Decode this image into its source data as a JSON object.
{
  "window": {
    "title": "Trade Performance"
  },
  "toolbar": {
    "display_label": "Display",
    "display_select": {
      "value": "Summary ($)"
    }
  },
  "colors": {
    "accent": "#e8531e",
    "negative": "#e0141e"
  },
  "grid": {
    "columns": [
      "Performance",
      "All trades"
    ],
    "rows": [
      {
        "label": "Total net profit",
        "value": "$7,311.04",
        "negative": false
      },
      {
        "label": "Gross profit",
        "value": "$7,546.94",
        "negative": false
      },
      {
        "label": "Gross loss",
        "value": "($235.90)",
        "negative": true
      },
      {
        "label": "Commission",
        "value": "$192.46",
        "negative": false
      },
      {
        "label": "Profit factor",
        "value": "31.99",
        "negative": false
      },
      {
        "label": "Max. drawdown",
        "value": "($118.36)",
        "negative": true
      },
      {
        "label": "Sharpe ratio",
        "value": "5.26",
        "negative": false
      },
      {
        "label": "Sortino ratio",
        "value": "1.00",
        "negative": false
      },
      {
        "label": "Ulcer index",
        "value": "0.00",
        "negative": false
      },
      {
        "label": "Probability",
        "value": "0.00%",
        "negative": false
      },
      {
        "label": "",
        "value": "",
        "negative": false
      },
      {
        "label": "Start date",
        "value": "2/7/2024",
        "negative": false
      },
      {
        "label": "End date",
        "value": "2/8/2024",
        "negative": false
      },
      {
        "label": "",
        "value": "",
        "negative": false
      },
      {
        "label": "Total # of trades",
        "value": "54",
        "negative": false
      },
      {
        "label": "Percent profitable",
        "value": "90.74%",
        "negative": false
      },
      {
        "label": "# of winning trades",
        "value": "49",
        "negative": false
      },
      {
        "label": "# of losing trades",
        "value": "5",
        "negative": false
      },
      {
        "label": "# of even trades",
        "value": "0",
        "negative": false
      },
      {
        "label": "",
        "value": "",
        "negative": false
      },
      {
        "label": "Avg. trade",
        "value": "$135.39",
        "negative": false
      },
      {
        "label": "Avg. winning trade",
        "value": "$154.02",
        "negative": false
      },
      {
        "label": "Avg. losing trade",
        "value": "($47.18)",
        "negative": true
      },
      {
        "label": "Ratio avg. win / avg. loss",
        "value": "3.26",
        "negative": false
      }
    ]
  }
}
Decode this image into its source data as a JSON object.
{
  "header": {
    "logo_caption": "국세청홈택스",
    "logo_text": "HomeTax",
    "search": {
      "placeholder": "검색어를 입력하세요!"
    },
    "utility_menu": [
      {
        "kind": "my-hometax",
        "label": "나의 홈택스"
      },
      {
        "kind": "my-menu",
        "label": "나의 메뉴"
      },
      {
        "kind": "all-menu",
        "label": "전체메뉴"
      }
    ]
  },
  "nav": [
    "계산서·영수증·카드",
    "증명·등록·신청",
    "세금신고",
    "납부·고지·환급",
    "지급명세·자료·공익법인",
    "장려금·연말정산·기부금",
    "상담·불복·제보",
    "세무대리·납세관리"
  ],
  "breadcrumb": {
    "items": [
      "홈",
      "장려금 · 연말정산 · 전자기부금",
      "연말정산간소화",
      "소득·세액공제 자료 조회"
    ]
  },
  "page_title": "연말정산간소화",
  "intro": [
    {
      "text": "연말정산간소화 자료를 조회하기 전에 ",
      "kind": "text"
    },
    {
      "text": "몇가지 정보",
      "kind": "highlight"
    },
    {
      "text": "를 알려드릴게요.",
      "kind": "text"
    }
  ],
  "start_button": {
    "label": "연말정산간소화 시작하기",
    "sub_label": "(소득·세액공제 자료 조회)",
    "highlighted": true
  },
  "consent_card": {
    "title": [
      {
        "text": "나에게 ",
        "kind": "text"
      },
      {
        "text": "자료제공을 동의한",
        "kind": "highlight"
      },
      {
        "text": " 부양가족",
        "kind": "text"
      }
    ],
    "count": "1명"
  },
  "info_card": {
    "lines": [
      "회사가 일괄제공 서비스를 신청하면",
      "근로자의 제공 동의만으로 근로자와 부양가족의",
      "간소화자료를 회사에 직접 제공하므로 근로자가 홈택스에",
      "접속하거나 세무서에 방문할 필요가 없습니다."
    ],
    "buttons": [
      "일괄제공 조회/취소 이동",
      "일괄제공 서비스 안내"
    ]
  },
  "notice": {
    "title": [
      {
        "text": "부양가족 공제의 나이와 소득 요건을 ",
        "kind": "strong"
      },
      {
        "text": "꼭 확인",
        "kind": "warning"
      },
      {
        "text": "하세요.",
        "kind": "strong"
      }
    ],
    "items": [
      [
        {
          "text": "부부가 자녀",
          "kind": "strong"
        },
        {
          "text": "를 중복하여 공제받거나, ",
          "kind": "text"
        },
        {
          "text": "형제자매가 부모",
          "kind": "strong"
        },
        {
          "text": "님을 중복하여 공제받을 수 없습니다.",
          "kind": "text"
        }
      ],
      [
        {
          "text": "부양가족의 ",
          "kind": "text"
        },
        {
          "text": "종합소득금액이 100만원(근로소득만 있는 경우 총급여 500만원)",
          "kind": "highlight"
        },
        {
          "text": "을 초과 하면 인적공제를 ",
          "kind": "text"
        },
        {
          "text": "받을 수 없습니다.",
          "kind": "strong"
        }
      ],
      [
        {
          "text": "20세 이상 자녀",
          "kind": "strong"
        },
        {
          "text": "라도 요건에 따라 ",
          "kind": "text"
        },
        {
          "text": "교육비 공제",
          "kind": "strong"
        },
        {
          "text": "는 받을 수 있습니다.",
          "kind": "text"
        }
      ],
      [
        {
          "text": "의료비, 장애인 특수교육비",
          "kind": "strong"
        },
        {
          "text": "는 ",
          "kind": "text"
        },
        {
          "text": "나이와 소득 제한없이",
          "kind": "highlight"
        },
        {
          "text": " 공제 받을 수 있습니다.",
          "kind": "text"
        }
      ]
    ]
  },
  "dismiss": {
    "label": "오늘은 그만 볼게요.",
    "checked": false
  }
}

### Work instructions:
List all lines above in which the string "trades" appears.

### Written reply:
      "All trades"
        "label": "Total # of trades",
        "label": "# of winning trades",
        "label": "# of losing trades",
        "label": "# of even trades",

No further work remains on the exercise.